STOCKHOLM: Sweden’s Prime Minister Stefan Loefven addresses a press conference yesterday at Rosenbad in Stockholm, where he announced his resignation one week after he lost a vote of no confidence in parliament. – AFP

STOCKHOLM: Sweden’s Prime Minister Stefan Lofven resigned yesterday, one week after he lost a vote of no confidence, leaving it up to the speaker of parliament to begin the search for a replacement. Lofven could have either called a snap election or resigned following the no-confidence vote last week. He told a press conference that a snap election was “not what is best for Sweden”, pointing to the difficult situation the COVID-19 pandemic posed, coupled with the fact that the next general election-which would go ahead regardless-is a year away.

“With that starting point, I have requested the speaker to relieve me as prime minister,” Lofven said. The Social Democrat leader-a master of consensus for some, a dull and visionless party man for others-had seven days after the confidence vote to contemplate his options and try and secure a parliamentary majority for a potential reforming of his government.

The 63-year-old Lofven, a former welder and union leader with the square build and nose of a boxer, guided the Swedish left back to power in 2014, and then hung on by moving his party closer to the center-right after the 2018 elections. He finally fell out with the Left Party propping up his government, becoming the first Swedish government leader to be defeated by a no confidence vote.

The confidence motion was filed by the far-right Sweden Democrats, after the Left Party said it was planning such a motion itself in protest against a plan to ease rent controls. On the left, the proposal for “market rents”-which would potentially allow landlords to freely set rents for new apartments-is seen as being at odds with the Swedish social model and a threat to tenants’ rights. The conservative Moderate Party and the Christian Democrats were quick to back the motion, which was passed by 181 MPs in the 349-seat parliament.

Last-ditch efforts to appease the Left Party, which holds 27 seats, failed. Critics have described the constellation that joined forces against Lofven as an “unholy alliance” of parties at opposite ends of the political spectrum. After 11 unsuccessful no confidence votes in modern Swedish political history, Lofven, who has previously distinguished himself by his ability to survive political crises, thus ended up setting an unwanted precedent.

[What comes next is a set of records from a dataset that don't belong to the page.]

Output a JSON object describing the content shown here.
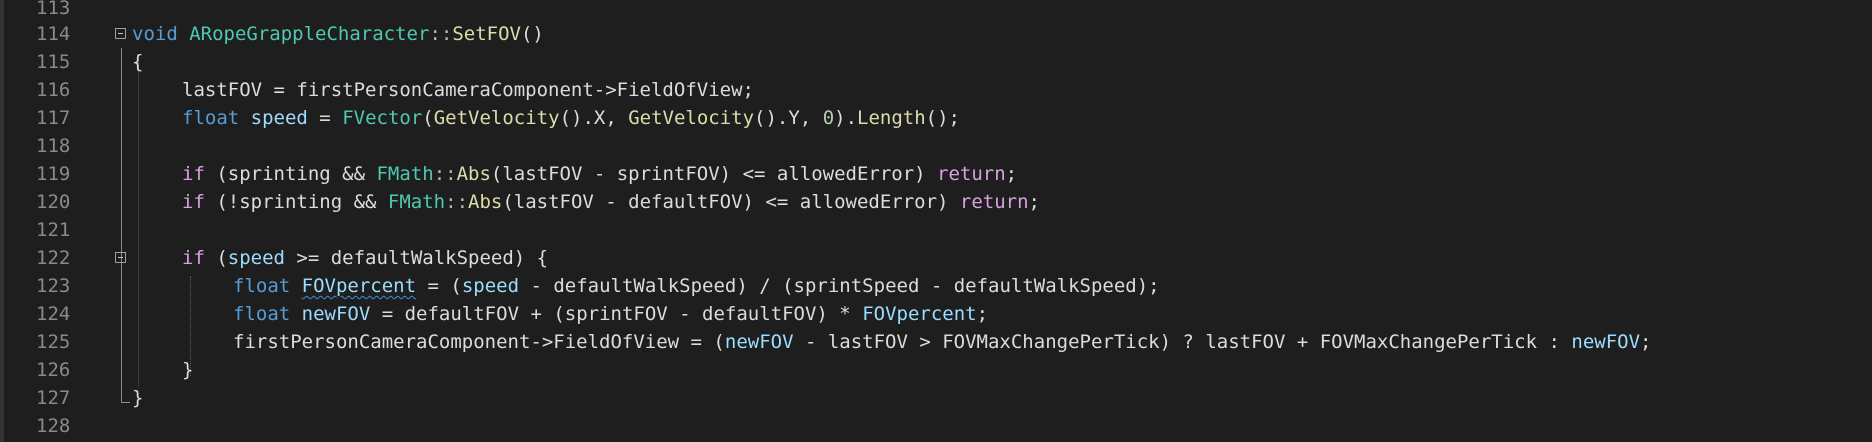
{
  "editor": {
    "lines": [
      {
        "n": "113"
      },
      {
        "n": "114"
      },
      {
        "n": "115"
      },
      {
        "n": "116"
      },
      {
        "n": "117"
      },
      {
        "n": "118"
      },
      {
        "n": "119"
      },
      {
        "n": "120"
      },
      {
        "n": "121"
      },
      {
        "n": "122"
      },
      {
        "n": "123"
      },
      {
        "n": "124"
      },
      {
        "n": "125"
      },
      {
        "n": "126"
      },
      {
        "n": "127"
      },
      {
        "n": "128"
      }
    ],
    "code": {
      "l114": {
        "void": "void",
        "cls": "ARopeGrappleCharacter",
        "scope": "::",
        "fn": "SetFOV",
        "parens": "()"
      },
      "l115": {
        "brace": "{"
      },
      "l116": {
        "a": "lastFOV = firstPersonCameraComponent->FieldOfView;"
      },
      "l117": {
        "float": "float",
        "speed": "speed",
        "eq": " = ",
        "fvector": "FVector",
        "p1": "(",
        "getvel1": "GetVelocity",
        "mid1": "().X, ",
        "getvel2": "GetVelocity",
        "mid2": "().Y, ",
        "zero": "0",
        "mid3": ").",
        "length": "Length",
        "end": "();"
      },
      "l119": {
        "if": "if",
        "a": " (sprinting && ",
        "fmath": "FMath",
        "scope": "::",
        "abs": "Abs",
        "b": "(lastFOV - sprintFOV) <= allowedError) ",
        "ret": "return",
        "semi": ";"
      },
      "l120": {
        "if": "if",
        "a": " (!sprinting && ",
        "fmath": "FMath",
        "scope": "::",
        "abs": "Abs",
        "b": "(lastFOV - defaultFOV) <= allowedError) ",
        "ret": "return",
        "semi": ";"
      },
      "l122": {
        "if": "if",
        "a": " (",
        "speed": "speed",
        "b": " >= defaultWalkSpeed) {"
      },
      "l123": {
        "float": "float",
        "var": "FOVpercent",
        "a": " = (",
        "speed": "speed",
        "b": " - defaultWalkSpeed) / (sprintSpeed - defaultWalkSpeed);"
      },
      "l124": {
        "float": "float",
        "var": "newFOV",
        "a": " = defaultFOV + (sprintFOV - defaultFOV) * ",
        "ref": "FOVpercent",
        "semi": ";"
      },
      "l125": {
        "a": "firstPersonCameraComponent->FieldOfView = (",
        "newfov1": "newFOV",
        "b": " - lastFOV > FOVMaxChangePerTick) ? lastFOV + FOVMaxChangePerTick : ",
        "newfov2": "newFOV",
        "semi": ";"
      },
      "l126": {
        "brace": "}"
      },
      "l127": {
        "brace": "}"
      }
    }
  },
  "colors": {
    "background": "#1e1e1e",
    "keyword": "#569cd6",
    "control_keyword": "#d8a0df",
    "type": "#4ec9b0",
    "function": "#dcdcaa",
    "local_variable": "#9cdcfe",
    "number": "#b5cea8",
    "text": "#dcdcdc",
    "line_number": "#8a8a8a"
  },
  "icons": [
    "collapse-minus-icon"
  ]
}
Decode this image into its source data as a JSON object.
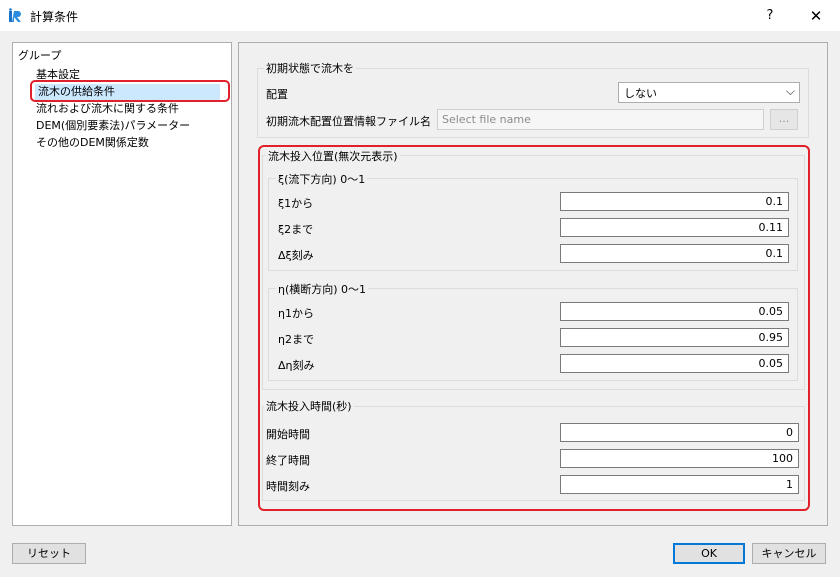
{
  "window": {
    "title": "計算条件",
    "help": "?",
    "close": "✕"
  },
  "group": {
    "title": "グループ",
    "items": [
      "基本設定",
      "流木の供給条件",
      "流れおよび流木に関する条件",
      "DEM(個別要素法)パラメーター",
      "その他のDEM関係定数"
    ]
  },
  "initial": {
    "title": "初期状態で流木を",
    "placement_label": "配置",
    "placement_value": "しない",
    "file_label": "初期流木配置位置情報ファイル名",
    "file_placeholder": "Select file name",
    "browse": "..."
  },
  "position": {
    "title": "流木投入位置(無次元表示)",
    "xi": {
      "title": "ξ(流下方向) 0〜1",
      "from_label": "ξ1から",
      "from_value": "0.1",
      "to_label": "ξ2まで",
      "to_value": "0.11",
      "step_label": "Δξ刻み",
      "step_value": "0.1"
    },
    "eta": {
      "title": "η(横断方向) 0〜1",
      "from_label": "η1から",
      "from_value": "0.05",
      "to_label": "η2まで",
      "to_value": "0.95",
      "step_label": "Δη刻み",
      "step_value": "0.05"
    }
  },
  "time": {
    "title": "流木投入時間(秒)",
    "start_label": "開始時間",
    "start_value": "0",
    "end_label": "終了時間",
    "end_value": "100",
    "step_label": "時間刻み",
    "step_value": "1"
  },
  "buttons": {
    "reset": "リセット",
    "ok": "OK",
    "cancel": "キャンセル"
  },
  "colors": {
    "highlight": "#e0202a",
    "selection": "#cce8ff",
    "focus": "#0078d7"
  }
}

Tolerated by parliament
Lofven’s minority government took power in 2019 after months of political turmoil following inconclusive elections in 2018. To secure control it signed a deal with two center-left parties, the Centre Party and the Liberals, and was propped up by the Left Party. It will now be up to parliamentary speaker Andreas Norlen to open negotiations with parties to find a new prime minister. Last time, the process took four months, but Norlen has already signaled that he will not let it take as long this time around.

The Swedish system demands that a prime minister is tolerated by parliament-they can secure office so long as a majority does not vote against them. Should the process fail, the country could still end up heading to the polls early. And even if an “extra election” is called, Swedes will still vote in the scheduled general election in September 2022 — creating the possibility of two elections in less than a year.

According to an Ipsos opinion poll published Tuesday, the right and far-right would come out on top in a general election, with a very slim parliamentary majority. In announcing his resignation, Lofven criticized the move to topple his government without having a majority secured to replace him. “They voted the government out without themselves having an alternative for government,” he told reporters, adding that should he be given the opportunity, he was still open to returning as prime minister. “If the speaker proposes, I’m ready to be tested again in the parliament,” Lofven said. Lofven’s government will stay on temporarily to handle routine tasks until a new administration is formed. – AFP